On Monday, Gov. Bush praised the compromise.
"I am proud to say Floridians have spoken loud and clear, and their voices have been heard by President Bush," the governor said in a statement.
The governor acknowledged the intraparty tensions created by the dispute, noting the administration's revised plan would allow drilling in a "remote portion" of the Gulf, "thereby diminishing the potential for retaliatory actions by neighboring oil- and gas-producing states against Florida."
Last week, members of the Alabama delegation who favor drilling in the Gulf struck back at Florida by winning House approval for a measure that would prevent work on a pipeline designed to deliver natural gas to Florida.
Calling increased energy production an issue of economic stability and national security, Sen. Richard C. Shelby (R-Ala.) said in a statement: "While I would have liked to have seen the entire Lease Sale 181 area offered for lease, I believe the administration's proposal is a step in the right direction."
But Nelson suggested that the compromise may not win favor in his home state. "Wait till Floridians find out about this," the senator said. "They're going to realize that for the first time, the eastern Gulf is being invaded with oil drilling. . . . While those who support this move will claim that it's a great victory, that it took away 4 million acres, the fact is that they're going to drill on 1 1/2 million acres, and that still poses substantial threat to Florida's beaches."
Nelson vowed to take any steps necessary to prevent drilling in the eastern Gulf, including seeking to block Senate confirmation of a deputy Interior secretary nominated by Bush.
"You better watch out for the coastline of California," he added.
But a White House spokesman noted that the president said during the campaign that he would honor the existing ban on new leases off the California coast.
Carl Pope, the Sierra Club's executive director, called the president's decision a "step in the right direction," but declined to embrace the compromise. "This still leaves the coast of Florida at enormous risk.
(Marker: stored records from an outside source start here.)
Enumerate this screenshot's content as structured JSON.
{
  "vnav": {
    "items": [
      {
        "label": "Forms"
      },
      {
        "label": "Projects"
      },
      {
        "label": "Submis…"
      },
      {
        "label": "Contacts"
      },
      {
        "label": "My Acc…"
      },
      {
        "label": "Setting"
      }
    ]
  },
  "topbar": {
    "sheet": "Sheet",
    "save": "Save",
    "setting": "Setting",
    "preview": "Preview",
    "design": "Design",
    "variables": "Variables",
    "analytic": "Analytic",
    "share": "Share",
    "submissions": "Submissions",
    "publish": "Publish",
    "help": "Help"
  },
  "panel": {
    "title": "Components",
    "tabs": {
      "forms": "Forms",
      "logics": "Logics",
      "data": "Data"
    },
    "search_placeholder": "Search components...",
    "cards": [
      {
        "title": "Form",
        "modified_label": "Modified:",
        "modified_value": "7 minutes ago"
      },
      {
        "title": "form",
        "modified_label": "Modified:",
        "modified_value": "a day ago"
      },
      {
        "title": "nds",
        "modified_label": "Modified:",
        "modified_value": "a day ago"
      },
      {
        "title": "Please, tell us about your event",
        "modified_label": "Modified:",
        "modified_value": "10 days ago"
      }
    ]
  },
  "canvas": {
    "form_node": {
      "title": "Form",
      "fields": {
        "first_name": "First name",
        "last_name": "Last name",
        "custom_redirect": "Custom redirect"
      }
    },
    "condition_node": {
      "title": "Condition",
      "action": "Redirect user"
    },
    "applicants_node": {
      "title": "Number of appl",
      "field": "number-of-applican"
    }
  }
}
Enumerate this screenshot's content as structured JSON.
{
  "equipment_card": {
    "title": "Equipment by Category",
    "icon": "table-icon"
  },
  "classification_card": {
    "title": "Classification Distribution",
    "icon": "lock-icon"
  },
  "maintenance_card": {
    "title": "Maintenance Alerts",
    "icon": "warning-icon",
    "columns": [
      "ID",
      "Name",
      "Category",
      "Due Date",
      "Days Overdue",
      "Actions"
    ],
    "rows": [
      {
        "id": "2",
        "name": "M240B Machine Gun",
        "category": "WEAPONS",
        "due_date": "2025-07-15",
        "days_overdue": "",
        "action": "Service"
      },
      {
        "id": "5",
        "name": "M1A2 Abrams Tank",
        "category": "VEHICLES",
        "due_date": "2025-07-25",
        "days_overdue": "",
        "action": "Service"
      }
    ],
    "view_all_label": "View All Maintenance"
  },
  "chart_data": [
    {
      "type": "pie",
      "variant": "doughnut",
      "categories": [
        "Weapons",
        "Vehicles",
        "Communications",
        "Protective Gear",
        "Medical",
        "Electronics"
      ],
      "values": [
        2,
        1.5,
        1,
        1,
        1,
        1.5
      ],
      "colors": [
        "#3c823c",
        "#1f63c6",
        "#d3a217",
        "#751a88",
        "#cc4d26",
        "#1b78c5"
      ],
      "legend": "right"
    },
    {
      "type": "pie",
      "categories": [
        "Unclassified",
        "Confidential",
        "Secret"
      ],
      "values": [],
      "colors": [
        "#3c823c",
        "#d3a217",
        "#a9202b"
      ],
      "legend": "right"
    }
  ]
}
This is still a dagger pointed at the heart of Florida's tourism industry, and the governor should be ashamed of himself for trying to call this a victory."
Pope offered this explanation of the outcome: "Jeb blinked."
The Bush administration's action suggests that "they're going to modify things in ways that don't make any real difference," Pope said.
Although disappointed about the reduced drilling area, Rhone Resch, director of energy and environment for the Natural Gas Supply Assn., said the compromise "starts to show that the administration is willing to balance the concerns of local communities while also opening up access to natural gas resources that are very much needed."